But there are also many Herodias around who would manipulate anyone to serve their cause.  Herodiaswould even go to the extreme of allowing her daughter to dance before Herod, which in those days was considered inappropriate for a royal member of the family.  But she was so vindictive that she would not spare any effort to destroy her critics.  This is true of the world today.  Our opponents of the truth and justice can and will do anything to discredit the prophets of the Church, often using the media and manipulating it for their own agenda and interests.  If not dealt with properly, they could destroy all that we have built.  Thus a prophet today must be on guard against the devious plans and attacks of our enemies all the time.

This is all the more urgent because of relativism.  Our hearts inform us of what is right and what is wrong.  Herod liked to listen to John the Baptist and yet was afraid of him.  Like Herod, we are often in a dilemma.  There is in each one of us, good and evil.  We are not much different from Herod.  We do not like to hear the truth in case we need to change; yet we feel drawn to hear the truth that is proclaimed.  As Church, therefore, we need to speak together as one led by our leader, be he our Holy Father or the bishop of the diocese, so that when we speak, we can be heard clearly by the world, as opposed to when we speak singly or as an individual.

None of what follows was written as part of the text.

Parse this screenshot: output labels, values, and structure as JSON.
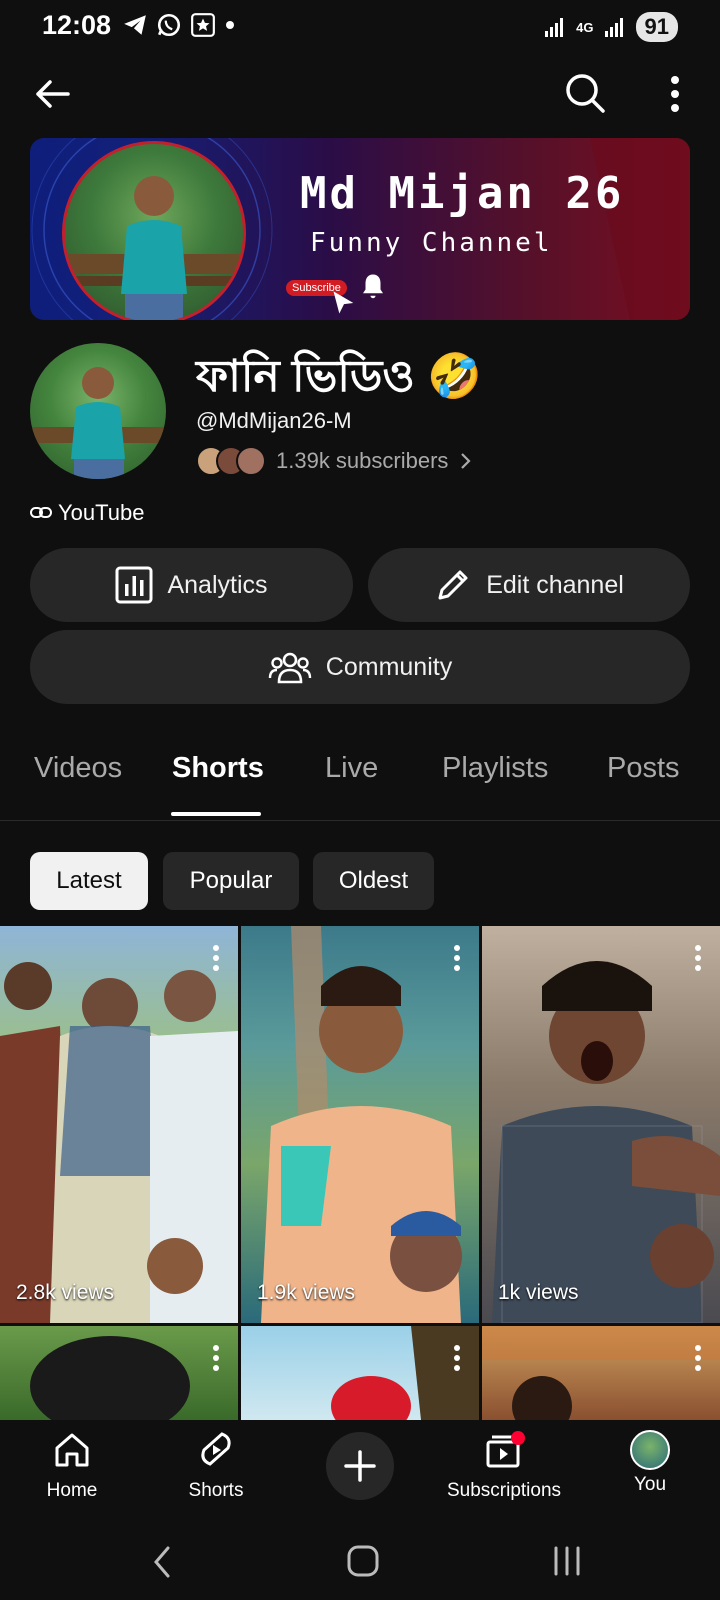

Let us today be inspired by John the Baptist’s courage and fidelity to the truth.  He preferred to be true to his calling and the voice of God than to listen to the world.  He lived and died for the truth.  We too are called to be the conscience of the world.  We must not hide the truth and choose popularity, acceptance and personal gain over truth and justice.  Let us not waiver like Herod and give in to impulse, driven by fear, emotions and self-indulgence.  John could do this only because of his relationship with the Lord.  He derived his strength and fortitude from prayer and communion with God in the desert and in solitude.  If we feel discouraged today, and all alone like Jeremiah, John the Baptist and our Lord, let us go to the garden of Gethsemane and cry out for help.  Like the psalmist, we pray, “It is you, O Lord, who are my hope, my trust, O Lord, since my youth. On you I have leaned from my birth, from my mother’s womb you have been my help. My lips will tell of your justice and day by day of your help.  O God, you have taught me from my youth and I proclaim your wonders still.”